State funding of legal services today
After the labour government introduced the Access to Justice Act 1999, there were some major reforms introduced to improve the quality and accessibility of the legal services whilst not over spending the government budget.
On the 1st April 2001 the Legal services commission was established to replace the previous legal Aid board that was abolished.
The first step taken by the legal services commission was to introduce a quality control mark.
The Quality Mark
The legal commission introduced a quality mark which is attached to all sorts of legal information allowing the general public to make a better informed choice about the legal services they choose to use. The mark may be attached to leaflets and information guides as well as solicitor firms and regulatory bodies.
For an association to gain the quality mark of the legal services commission, they have to meet certain standards so that every company that has achieved it will be of the same, consistently high standard.
Community legal services partnership
The legal services commission is under the obligation to liaise with all other services and providers of legal advice in order to create a network of services that will allow the legal services commission to see where there is a shortfall of advice services or where certain regions may lack the services needed to allow consistent representation whether rich or poor.
To do this, the community legal service commission has set up a community legal services partnership (CLSP’s, in each local authority area. These partnerships will share ideas, expertise and advice on what works and what does not.
Funding of the Community legal services
The financial funding of the community legal services comes from a community legal services fund, containing a fixed amount of money, set aside each year from the government budget.
Only advice agencies and solicitors that are registered with the legal community service are permitted to be paid through the fund set aside for financial legal help.
If the topic is a specialised area of law, then the commission will use the fund to obtain specialist firms with the ability to find the best advice and assistance possible for the clients. The type of specialist areas may include family litigation, immigration, mental health and clinical negligence.
What services are funded by the legal community services
The direct funding from the community legal services fund will provide financial help for the following services:

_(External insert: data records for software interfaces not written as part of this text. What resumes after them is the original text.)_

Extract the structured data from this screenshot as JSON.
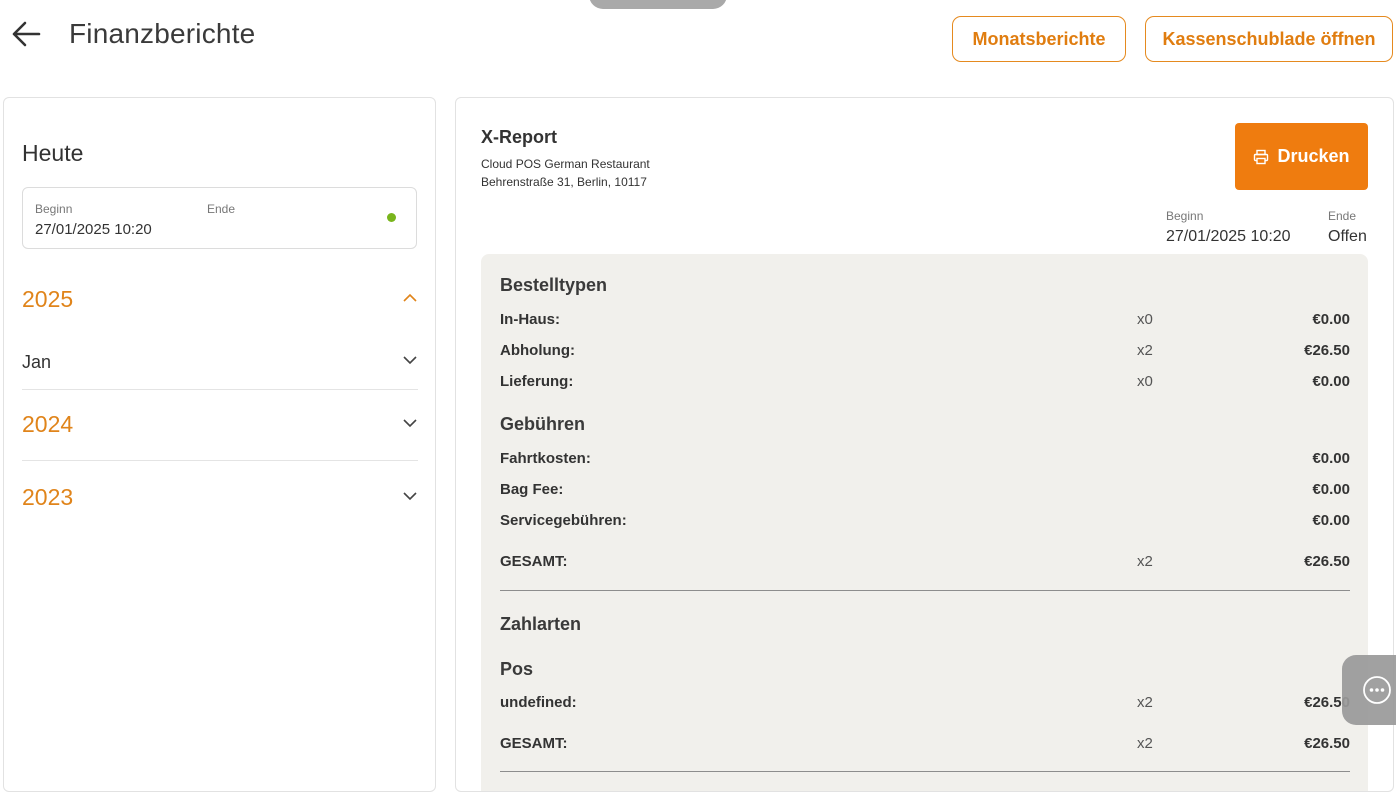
{
  "header": {
    "title": "Finanzberichte",
    "monthly_reports_label": "Monatsberichte",
    "open_drawer_label": "Kassenschublade öffnen"
  },
  "sidebar": {
    "today_label": "Heute",
    "range": {
      "begin_label": "Beginn",
      "end_label": "Ende",
      "begin_value": "27/01/2025 10:20",
      "status_color": "#79b51c"
    },
    "years": [
      {
        "label": "2025",
        "expanded": true,
        "months": [
          {
            "label": "Jan"
          }
        ]
      },
      {
        "label": "2024",
        "expanded": false
      },
      {
        "label": "2023",
        "expanded": false
      }
    ]
  },
  "report": {
    "title": "X-Report",
    "restaurant": "Cloud POS German Restaurant",
    "address": "Behrenstraße 31, Berlin, 10117",
    "print_label": "Drucken",
    "begin_label": "Beginn",
    "begin_value": "27/01/2025 10:20",
    "end_label": "Ende",
    "end_value": "Offen",
    "order_types": {
      "title": "Bestelltypen",
      "rows": [
        {
          "label": "In-Haus:",
          "qty": "x0",
          "amount": "€0.00"
        },
        {
          "label": "Abholung:",
          "qty": "x2",
          "amount": "€26.50"
        },
        {
          "label": "Lieferung:",
          "qty": "x0",
          "amount": "€0.00"
        }
      ]
    },
    "fees": {
      "title": "Gebühren",
      "rows": [
        {
          "label": "Fahrtkosten:",
          "amount": "€0.00"
        },
        {
          "label": "Bag Fee:",
          "amount": "€0.00"
        },
        {
          "label": "Servicegebühren:",
          "amount": "€0.00"
        }
      ]
    },
    "total_1": {
      "label": "GESAMT:",
      "qty": "x2",
      "amount": "€26.50"
    },
    "payments": {
      "title": "Zahlarten",
      "subtitle": "Pos",
      "rows": [
        {
          "label": "undefined:",
          "qty": "x2",
          "amount": "€26.50"
        }
      ]
    },
    "total_2": {
      "label": "GESAMT:",
      "qty": "x2",
      "amount": "€26.50"
    }
  },
  "colors": {
    "accent": "#ef7c0f",
    "year_text": "#e0841a",
    "report_bg": "#f1f0ec"
  },
  "icons": {
    "back": "arrow-left-icon",
    "chevron_up": "chevron-up-icon",
    "chevron_down": "chevron-down-icon",
    "print": "printer-icon",
    "more": "more-icon"
  }
}
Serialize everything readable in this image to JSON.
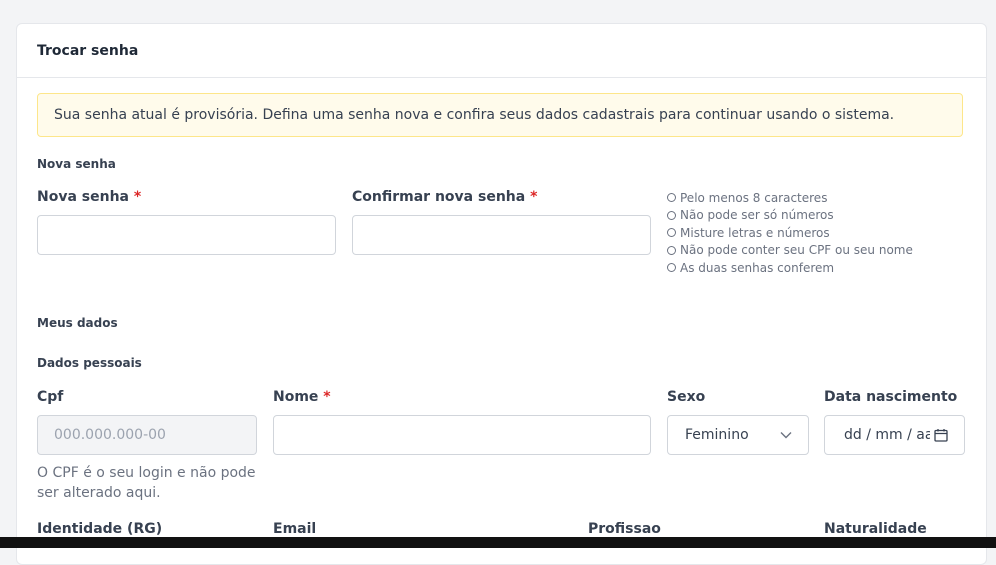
{
  "card": {
    "title": "Trocar senha"
  },
  "alert": {
    "text": "Sua senha atual é provisória. Defina uma senha nova e confira seus dados cadastrais para continuar usando o sistema."
  },
  "password_section": {
    "title": "Nova senha",
    "new_password_label": "Nova senha",
    "confirm_password_label": "Confirmar nova senha",
    "required_mark": "*",
    "rules": [
      "Pelo menos 8 caracteres",
      "Não pode ser só números",
      "Misture letras e números",
      "Não pode conter seu CPF ou seu nome",
      "As duas senhas conferem"
    ]
  },
  "my_data": {
    "title": "Meus dados",
    "personal_title": "Dados pessoais",
    "cpf_label": "Cpf",
    "cpf_placeholder": "000.000.000-00",
    "cpf_help": "O CPF é o seu login e não pode ser alterado aqui.",
    "name_label": "Nome",
    "sex_label": "Sexo",
    "sex_value": "Feminino",
    "birth_label": "Data nascimento",
    "birth_placeholder": "dd / mm / aaaa",
    "rg_label": "Identidade (RG)",
    "email_label": "Email",
    "profession_label": "Profissao",
    "naturality_label": "Naturalidade"
  }
}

The legal help service provides initial help, assistance and guidance on a range of legal matters. This is a means tested service and has taken over from the duties covered by the previous ‘green paper’ scheme.
Help at Court
This is also a means tested service, and appoints someone, usually a solicitor or advisor, to speak on behalf of the client in court hearings, without formally acting on their behalf. This representation does not usually cover all the legal proceedings, and may just be applied for certain court hearings.
This service will establish if mediation is the best form of dispute resolution within a family problem, and if mediation is the best way forward, the service will offer the family the chance to participate in free family mediation.
Funding is made available for people to receive representation during legal proceedings. This scheme takes over from the previous civil aid scheme.
Family help is funded by the legal community services fund in order to provide help and guidance for families during legal disputes through negotiation and problem solving initiatives. If this process is not successful, then the funding will provide the initiative to carry out court proceedings and will provide the cost of any legal representation.
What services are not paid for by the legal community services fund?
There are certain services that are no longer covered by the legal community services fund, these include:
- Personal Injury cases
- Cases of defamation and malicious falsehood
- Disputes arising through the course of business
- Legal matters that occur as a result of a partnership, trusts or boundary disputes or company disputes
The above legal problems have been completely removed from eligibility of state funding as the government do not see matters of this nature being sufficiently important enough to require government help.
Am I eligible for legal funding?
Whether or not a person is eligible to receive financial help with their legal issues will depend on three things:
- Type of legal problem
- Probability of winning your case
Financial conditions on legal help
A person will be eligible to apply for legal aid, if they or a partner receives the following government help:
- Income support
- Income-related Employment and Support Allowance
- Income-based Jobseeker’s Allowance
- Guarantee credit part of Pension Credit.
- If you have a gross monthly income of £2,657, then you will not be eligible to apply for legal aid. The gross income is the money you ear before tax and national insurance are deducted.
- If you have more than four children, then for every additional child over the fourth, the limit permitted to be earned per month to still be eligible for legal aid increases by £222.
- If you have 5 children you are allowed to earn a maximum of £2879
- If you have 10 children, the limit is £3989 gross income per month.
- If you have a disposable capital (savings) of £80,000 or more you will not be eligible for legal help. This will include money in the bank, investments in property and valuable items.